A while ago we enjoyed watching a series on the history of New York City that featured detailed photo essays of some of the construction projects. All the men (and you may be sure they were all men) are wearing hats on the job. Not backwards baseball hats but black homburgs or bowlers. There were even a few top hats for the dressier occasions. I recall hearing that John F. Kennedy balked at wearing a traditional top hat for his 1961 inauguration because he felt he just didn’t look good in hats. Although the story is untrue, the hat industry suffered a decline about that time and Kennedy was blamed. Another theory that supports the rise of hatlessness is that men returning from military service were sick and tired of being required to wear hats all the time as part of their uniform.

The women in the old photos are wearing hats or have their hair pinned up. They all have full-length skirts. In the warm weather straw hats were the fashion. And in all kinds of weather men in these photos are wearing white shirts and ties. Today you only see that kind of attire at a funeral and there will be T-shirts aplenty nevertheless.
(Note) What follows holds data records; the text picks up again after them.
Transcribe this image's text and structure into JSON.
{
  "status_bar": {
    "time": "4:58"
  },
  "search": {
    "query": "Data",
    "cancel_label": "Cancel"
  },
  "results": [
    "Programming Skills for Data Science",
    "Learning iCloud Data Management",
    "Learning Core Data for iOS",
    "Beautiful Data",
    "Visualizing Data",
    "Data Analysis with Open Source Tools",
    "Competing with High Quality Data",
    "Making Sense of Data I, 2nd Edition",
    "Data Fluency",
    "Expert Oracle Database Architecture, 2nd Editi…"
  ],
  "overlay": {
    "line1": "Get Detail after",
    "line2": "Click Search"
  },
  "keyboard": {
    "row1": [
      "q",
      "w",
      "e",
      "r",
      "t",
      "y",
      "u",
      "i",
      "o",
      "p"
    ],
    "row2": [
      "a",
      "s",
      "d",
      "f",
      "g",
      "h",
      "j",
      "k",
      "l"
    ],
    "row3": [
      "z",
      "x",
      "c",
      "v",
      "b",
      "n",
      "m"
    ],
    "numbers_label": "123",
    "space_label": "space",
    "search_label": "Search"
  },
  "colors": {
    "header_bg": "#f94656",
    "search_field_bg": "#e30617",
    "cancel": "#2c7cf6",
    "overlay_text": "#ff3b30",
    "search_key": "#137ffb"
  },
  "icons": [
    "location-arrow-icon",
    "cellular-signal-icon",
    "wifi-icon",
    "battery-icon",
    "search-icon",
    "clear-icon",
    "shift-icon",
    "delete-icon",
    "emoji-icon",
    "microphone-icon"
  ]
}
Likewise I’ve been to weddings featuring gum-snapping bridesmaids whose arms are adorned with tattoos, and ushers whose hats proclaim Red Sox fever; those hats are on backwards, of course.

In pictures of school kids, the girls, some barefoot, are wearing dresses, a bit bedraggled and ill fitting, but dresses all the same. I can remember in winter it was a big deal to be allowed the wear snow pants under our skirts. The boys wore suspenders and leather shoes with their raggedy outfits.

In my church it used to be required that women’s heads be covered. It was a rule that was loosely enforced and somewhere in the late fifties sort of melted away, taking with it the custom of a new hat for Easter. I’ve seen women dashing into church making do with a piece of Kleenex on their heads. At the same time men were absolutely not allowed to wear hats in church.

A minister friend of mine told the story of a clergyman announcing from the pulpit that he would no longer tolerate “women coming to church with their pants on.”

When I boarded a plane for Germany in 1959, I was dressed for the 16-hour flight in a suit, a hat, white gloves and high heels. This outfit of torture was in play for the nearly two days it took me to get to my destination. A few years ago I made a similar journey, only this time dressed in sneakers and a sweat suit.

I asked an always impeccably dressed friend if she could remember the transition from skirts to trousers and she blamed Kathryn Hepburn who looked so gorgeous in anything that we thought that wearing slacks like she did would make us look like her.

The universal uniform these days, would have to be jeans, or dungarees as we used to call them.

And as for the next trend in evolving fashion…..keep your shirt on.